Offer notes that there is an argument that landowners often intentionally allowed arrears to build up, or even cancelled debt for their tenant farmers as a part of risk-sharing . However, he refutes the idea that there was risk-sharing between landowner and tenant. Rather, the majority of the risk fell to the tenant farmer.
A Shift Away from Tenancy
The tenant farming system failed to maximize economic opportunity for farmers, yet it persisted in Britain for centuries (Offer, 1991). It wasn’t until World War I that things began to change. As Offer writes, “only war could shake the English land system” (p. 17).
The Corn Production Act of 1917 restricted rent increases while requiring fixed minimum prices for several crops.
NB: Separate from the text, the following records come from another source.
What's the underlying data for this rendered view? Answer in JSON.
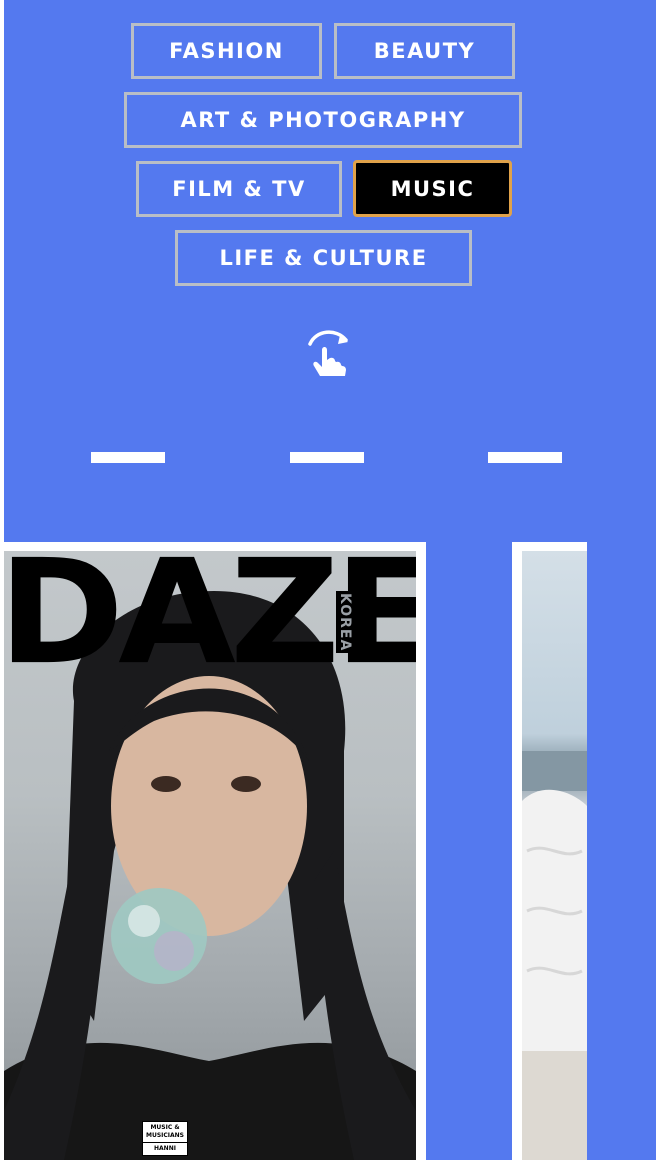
{
  "nav": {
    "categories": [
      {
        "label": "FASHION",
        "active": false
      },
      {
        "label": "BEAUTY",
        "active": false
      },
      {
        "label": "ART & PHOTOGRAPHY",
        "active": false
      },
      {
        "label": "FILM & TV",
        "active": false
      },
      {
        "label": "MUSIC",
        "active": true
      },
      {
        "label": "LIFE & CULTURE",
        "active": false
      }
    ],
    "swipe_icon": "swipe-tap-icon"
  },
  "carousel": {
    "page_indicators": 3,
    "cards": [
      {
        "masthead": "DAZED",
        "edition": "KOREA",
        "badge_line1": "MUSIC &",
        "badge_line2": "MUSICIANS",
        "badge_name": "HANNI"
      },
      {
        "masthead": "",
        "edition": ""
      }
    ]
  },
  "colors": {
    "background": "#5479ef",
    "pill_border": "#b9bec6",
    "active_pill": "#000000",
    "active_border": "#e0a24a",
    "text": "#ffffff"
  }
}
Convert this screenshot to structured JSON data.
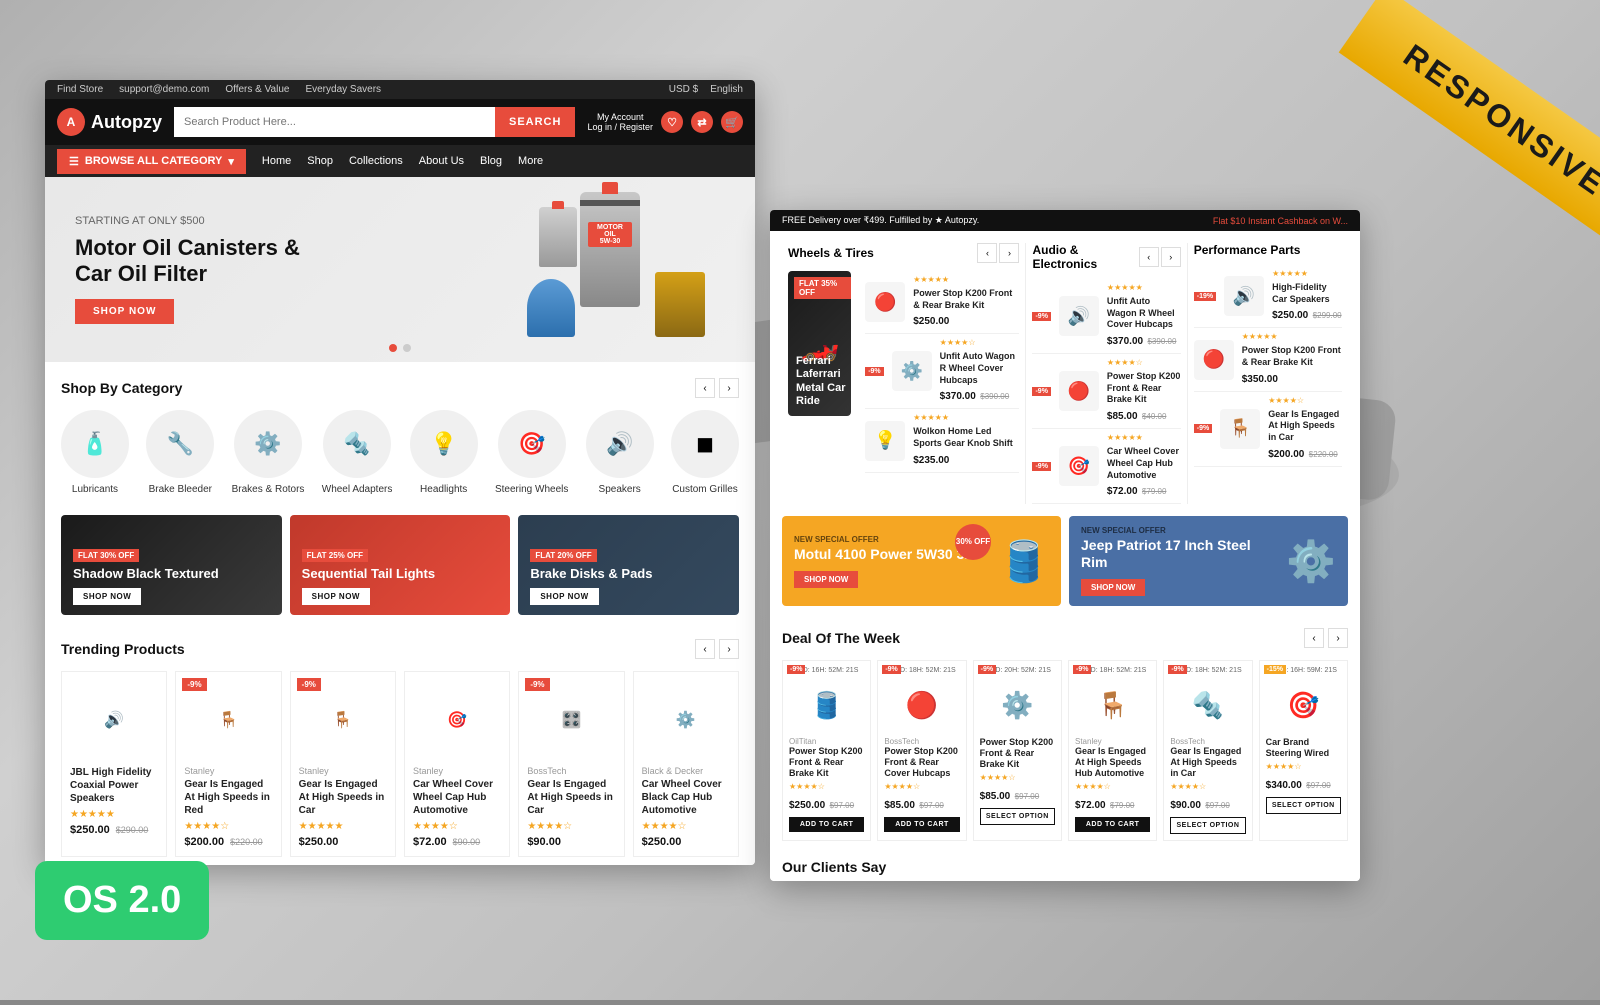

At the same time, large landowners were beginning to sell smaller portions of land to get out of debt. Tenant farmers who suddenly had extra cash on their hands were able to transition to owner-occupiers. The proportion of owner-occupation of farmland (rather than tenancy) increased from one-tenth to one-third in the years following the war. Similarly, after World War II rents were again frozen and land sales increased.
Apparently Old Mr. Drewe was one of the few farmers who did not make money during the war. While there was a larger shift away from tenancy in the 1920s, this episode Downton Abbey provides insight into tenancy negotiations and the changing relationship between landowner and tenant. I found the use of the word ‘partnership’ in this episode particularly interesting. Tenant farming a half-century earlier was paternalistic, with the landlord presiding over the tenants; it would never be termed a partnership. But Lord Grantham seemed to really relish the idea of a partnership between farmer and landowner. Perhaps he is beginning to embrace new ways of estate management after all.
Adkin, B. W. (1921). A Handbook of the Law Relating to Landlord and Tenant. London: The Estates Gazette, Ltd. Fifth Edition.
Howkins, A. (2003). The Death of Rural England: A Social History of the Countryside since 1900. London: Routledge.
Offer, A. (1991). Farm Tenure and Land Values in England c. 1750 – 1950. The Economic History Review, New Series, Vol. 44, No. 1, pp. 1 – 20.
Image: Retrieved from http://www.highclerecastle.co.uk/highclere-estate.html.